(Data records begins)

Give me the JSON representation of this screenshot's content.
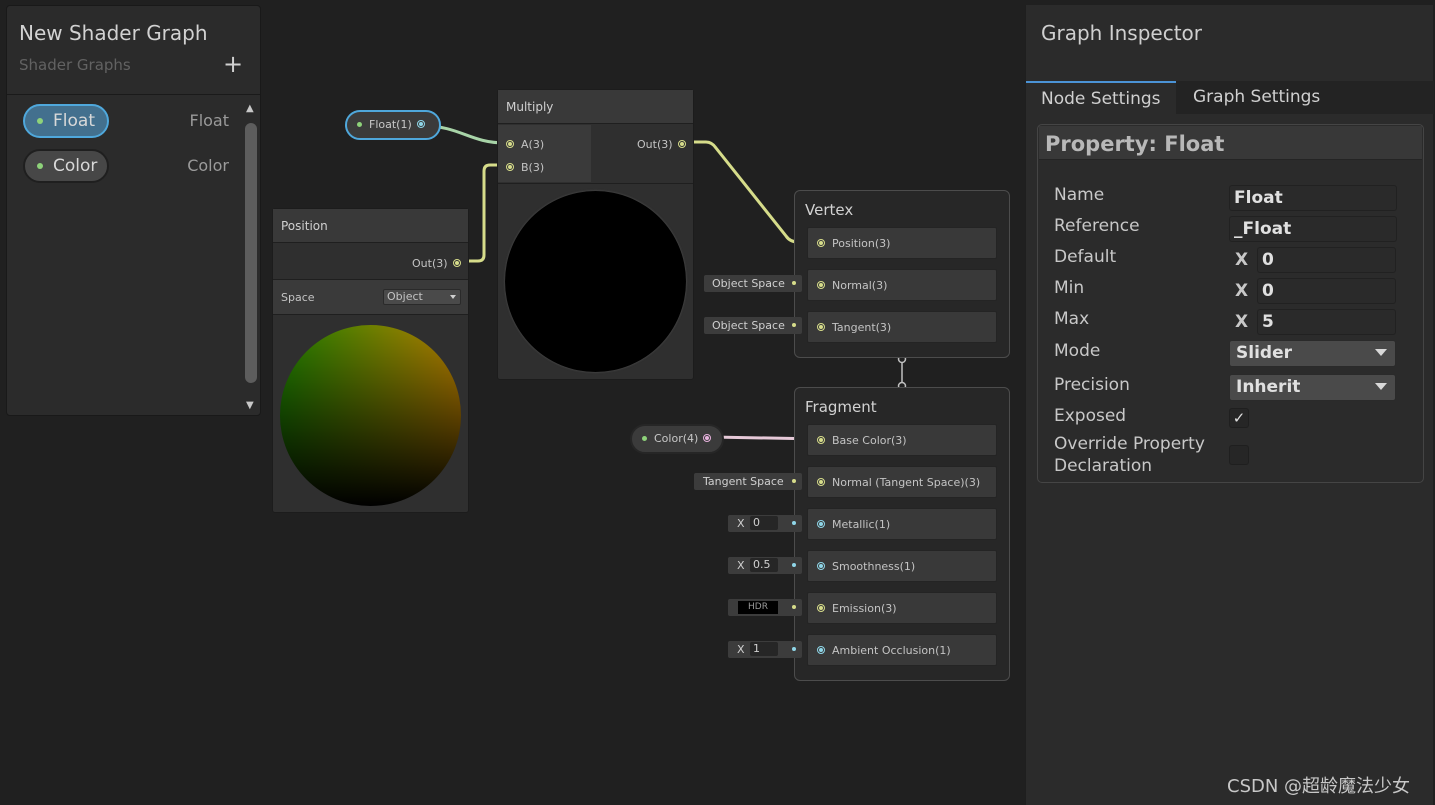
{
  "blackboard": {
    "title": "New Shader Graph",
    "subtitle": "Shader Graphs",
    "add_icon": "plus-icon",
    "properties": [
      {
        "name": "Float",
        "type": "Float",
        "selected": true
      },
      {
        "name": "Color",
        "type": "Color",
        "selected": false
      }
    ]
  },
  "nodes": {
    "float_property": {
      "label": "Float(1)"
    },
    "color_property": {
      "label": "Color(4)"
    },
    "multiply": {
      "title": "Multiply",
      "inputs": [
        "A(3)",
        "B(3)"
      ],
      "output": "Out(3)"
    },
    "position": {
      "title": "Position",
      "output": "Out(3)",
      "space_label": "Space",
      "space_value": "Object"
    }
  },
  "vertex": {
    "title": "Vertex",
    "blocks": [
      "Position(3)",
      "Normal(3)",
      "Tangent(3)"
    ],
    "inputs": [
      "Object Space",
      "Object Space"
    ]
  },
  "fragment": {
    "title": "Fragment",
    "blocks": [
      "Base Color(3)",
      "Normal (Tangent Space)(3)",
      "Metallic(1)",
      "Smoothness(1)",
      "Emission(3)",
      "Ambient Occlusion(1)"
    ],
    "tangent_input": "Tangent Space",
    "x_label": "X",
    "metallic": "0",
    "smoothness": "0.5",
    "emission": "HDR",
    "occlusion": "1"
  },
  "inspector": {
    "title": "Graph Inspector",
    "tabs": [
      "Node Settings",
      "Graph Settings"
    ],
    "active_tab": "Node Settings",
    "panel_title": "Property: Float",
    "labels": {
      "name": "Name",
      "reference": "Reference",
      "default": "Default",
      "min": "Min",
      "max": "Max",
      "mode": "Mode",
      "precision": "Precision",
      "exposed": "Exposed",
      "override_line1": "Override Property",
      "override_line2": "Declaration"
    },
    "x_label": "X",
    "values": {
      "name": "Float",
      "reference": "_Float",
      "default": "0",
      "min": "0",
      "max": "5",
      "mode": "Slider",
      "precision": "Inherit",
      "exposed": true,
      "override": false
    }
  },
  "watermark": "CSDN @超龄魔法少女",
  "colors": {
    "background": "#202020",
    "selection": "#4fa8dc",
    "port_yellow": "#d6dc8a",
    "port_cyan": "#8fd6e8",
    "port_pink": "#e6b2dc",
    "property_dot": "#8ed27a"
  }
}
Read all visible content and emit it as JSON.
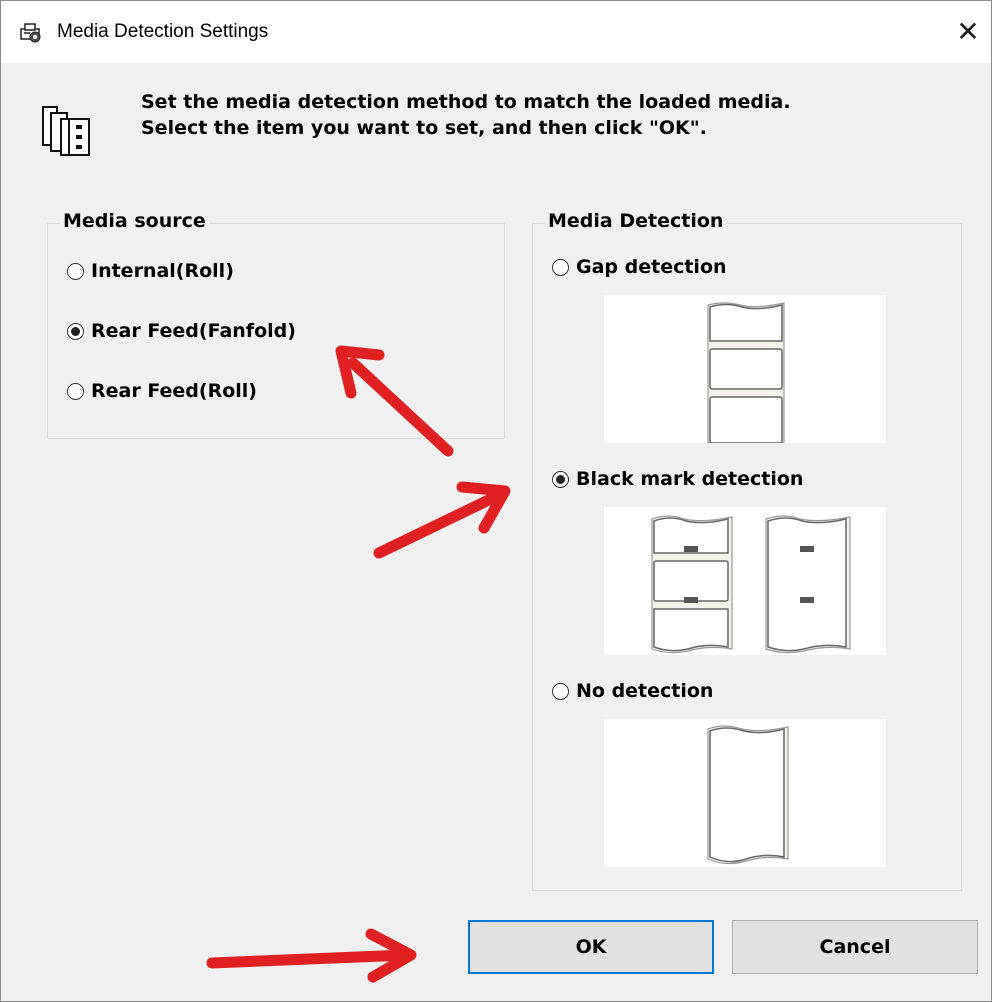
{
  "window": {
    "title": "Media Detection Settings",
    "close_glyph": "✕",
    "icon": "printer-settings-icon"
  },
  "header": {
    "icon": "media-roll-icon",
    "line1": "Set the media detection method to match the loaded media.",
    "line2": "Select the item you want to set, and then click \"OK\"."
  },
  "media_source": {
    "title": "Media source",
    "options": [
      {
        "label": "Internal(Roll)",
        "checked": false
      },
      {
        "label": "Rear Feed(Fanfold)",
        "checked": true
      },
      {
        "label": "Rear Feed(Roll)",
        "checked": false
      }
    ]
  },
  "media_detection": {
    "title": "Media Detection",
    "options": [
      {
        "label": "Gap detection",
        "checked": false,
        "preview": "gap-labels-image"
      },
      {
        "label": "Black mark detection",
        "checked": true,
        "preview": "black-mark-media-image"
      },
      {
        "label": "No detection",
        "checked": false,
        "preview": "continuous-media-image"
      }
    ]
  },
  "buttons": {
    "ok_label": "OK",
    "cancel_label": "Cancel"
  },
  "annotations": {
    "arrow_color": "#e02020"
  },
  "colors": {
    "accent": "#0078d7",
    "dialog_bg": "#f0f0f0"
  }
}
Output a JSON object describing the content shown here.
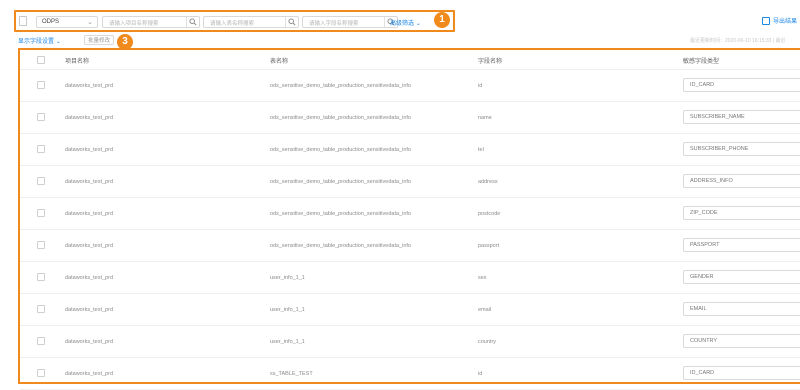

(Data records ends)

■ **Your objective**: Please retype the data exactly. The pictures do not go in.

■ **Reply to the exercise**:
Give me the JSON representation of this screenshot's content.
{
  "blackboard": {
    "title": "New Shader Graph",
    "subtitle": "Shader Graphs",
    "add_icon": "plus-icon",
    "properties": [
      {
        "name": "Float",
        "type": "Float",
        "selected": true
      },
      {
        "name": "Color",
        "type": "Color",
        "selected": false
      }
    ]
  },
  "nodes": {
    "float_property": {
      "label": "Float(1)"
    },
    "color_property": {
      "label": "Color(4)"
    },
    "multiply": {
      "title": "Multiply",
      "inputs": [
        "A(3)",
        "B(3)"
      ],
      "output": "Out(3)"
    },
    "position": {
      "title": "Position",
      "output": "Out(3)",
      "space_label": "Space",
      "space_value": "Object"
    }
  },
  "vertex": {
    "title": "Vertex",
    "blocks": [
      "Position(3)",
      "Normal(3)",
      "Tangent(3)"
    ],
    "inputs": [
      "Object Space",
      "Object Space"
    ]
  },
  "fragment": {
    "title": "Fragment",
    "blocks": [
      "Base Color(3)",
      "Normal (Tangent Space)(3)",
      "Metallic(1)",
      "Smoothness(1)",
      "Emission(3)",
      "Ambient Occlusion(1)"
    ],
    "tangent_input": "Tangent Space",
    "x_label": "X",
    "metallic": "0",
    "smoothness": "0.5",
    "emission": "HDR",
    "occlusion": "1"
  },
  "inspector": {
    "title": "Graph Inspector",
    "tabs": [
      "Node Settings",
      "Graph Settings"
    ],
    "active_tab": "Node Settings",
    "panel_title": "Property: Float",
    "labels": {
      "name": "Name",
      "reference": "Reference",
      "default": "Default",
      "min": "Min",
      "max": "Max",
      "mode": "Mode",
      "precision": "Precision",
      "exposed": "Exposed",
      "override_line1": "Override Property",
      "override_line2": "Declaration"
    },
    "x_label": "X",
    "values": {
      "name": "Float",
      "reference": "_Float",
      "default": "0",
      "min": "0",
      "max": "5",
      "mode": "Slider",
      "precision": "Inherit",
      "exposed": true,
      "override": false
    }
  },
  "watermark": "CSDN @超龄魔法少女",
  "colors": {
    "background": "#202020",
    "selection": "#4fa8dc",
    "port_yellow": "#d6dc8a",
    "port_cyan": "#8fd6e8",
    "port_pink": "#e6b2dc",
    "property_dot": "#8ed27a"
  }
}
Read all visible content and emit it as JSON.
{
  "window": {
    "title": "Media Detection Settings",
    "close_glyph": "✕",
    "icon": "printer-settings-icon"
  },
  "header": {
    "icon": "media-roll-icon",
    "line1": "Set the media detection method to match the loaded media.",
    "line2": "Select the item you want to set, and then click \"OK\"."
  },
  "media_source": {
    "title": "Media source",
    "options": [
      {
        "label": "Internal(Roll)",
        "checked": false
      },
      {
        "label": "Rear Feed(Fanfold)",
        "checked": true
      },
      {
        "label": "Rear Feed(Roll)",
        "checked": false
      }
    ]
  },
  "media_detection": {
    "title": "Media Detection",
    "options": [
      {
        "label": "Gap detection",
        "checked": false,
        "preview": "gap-labels-image"
      },
      {
        "label": "Black mark detection",
        "checked": true,
        "preview": "black-mark-media-image"
      },
      {
        "label": "No detection",
        "checked": false,
        "preview": "continuous-media-image"
      }
    ]
  },
  "buttons": {
    "ok_label": "OK",
    "cancel_label": "Cancel"
  },
  "annotations": {
    "arrow_color": "#e02020"
  },
  "colors": {
    "accent": "#0078d7",
    "dialog_bg": "#f0f0f0"
  }
}
Output a JSON object describing the content shown here.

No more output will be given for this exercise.